▶ _Exercise requirements_
Every line below that has the string "right" needs to be copied.

▶ _Input data_
==========

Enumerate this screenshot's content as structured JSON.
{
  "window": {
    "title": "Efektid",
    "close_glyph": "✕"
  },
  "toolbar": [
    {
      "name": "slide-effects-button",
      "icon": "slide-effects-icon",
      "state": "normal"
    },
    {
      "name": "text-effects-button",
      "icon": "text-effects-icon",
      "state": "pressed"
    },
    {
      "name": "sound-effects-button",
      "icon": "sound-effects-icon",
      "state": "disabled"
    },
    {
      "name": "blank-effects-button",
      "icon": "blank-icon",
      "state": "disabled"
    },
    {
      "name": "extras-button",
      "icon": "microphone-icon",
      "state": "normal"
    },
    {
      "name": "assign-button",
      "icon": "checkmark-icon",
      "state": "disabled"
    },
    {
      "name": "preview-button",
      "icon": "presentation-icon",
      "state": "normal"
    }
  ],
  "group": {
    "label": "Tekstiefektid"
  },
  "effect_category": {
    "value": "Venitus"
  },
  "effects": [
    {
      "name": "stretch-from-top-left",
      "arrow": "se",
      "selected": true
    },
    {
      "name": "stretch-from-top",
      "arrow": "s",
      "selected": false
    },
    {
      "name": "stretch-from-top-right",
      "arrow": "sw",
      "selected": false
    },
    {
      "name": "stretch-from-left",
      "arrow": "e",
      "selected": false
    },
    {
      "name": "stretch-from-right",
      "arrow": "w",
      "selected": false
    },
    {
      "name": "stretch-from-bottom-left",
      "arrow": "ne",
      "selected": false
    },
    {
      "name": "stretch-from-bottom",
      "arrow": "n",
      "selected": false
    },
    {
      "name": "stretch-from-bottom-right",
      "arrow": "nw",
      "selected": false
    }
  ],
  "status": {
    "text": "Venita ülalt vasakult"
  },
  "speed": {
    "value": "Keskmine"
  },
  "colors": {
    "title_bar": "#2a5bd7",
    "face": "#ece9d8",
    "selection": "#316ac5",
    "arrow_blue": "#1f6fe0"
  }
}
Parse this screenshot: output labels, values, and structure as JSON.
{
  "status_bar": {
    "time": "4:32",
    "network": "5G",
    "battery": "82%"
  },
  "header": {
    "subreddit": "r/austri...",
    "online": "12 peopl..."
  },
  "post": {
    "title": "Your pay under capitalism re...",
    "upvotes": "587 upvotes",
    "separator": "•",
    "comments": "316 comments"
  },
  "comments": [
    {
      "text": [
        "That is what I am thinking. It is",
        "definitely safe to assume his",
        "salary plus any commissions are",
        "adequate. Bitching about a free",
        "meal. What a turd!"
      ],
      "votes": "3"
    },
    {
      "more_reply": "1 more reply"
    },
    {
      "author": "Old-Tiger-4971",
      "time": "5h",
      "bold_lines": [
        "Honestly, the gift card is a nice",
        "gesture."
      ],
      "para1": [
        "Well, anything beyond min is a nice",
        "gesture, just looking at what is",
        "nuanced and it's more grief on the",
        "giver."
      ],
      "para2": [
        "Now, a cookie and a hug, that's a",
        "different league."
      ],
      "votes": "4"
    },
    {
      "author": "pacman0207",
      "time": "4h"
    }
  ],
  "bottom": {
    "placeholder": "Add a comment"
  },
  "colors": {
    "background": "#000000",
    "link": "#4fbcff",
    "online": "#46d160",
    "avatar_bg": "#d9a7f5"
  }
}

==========

▶ _Answer_
      "name": "stretch-from-top-right",
      "name": "stretch-from-right",
      "name": "stretch-from-bottom-right",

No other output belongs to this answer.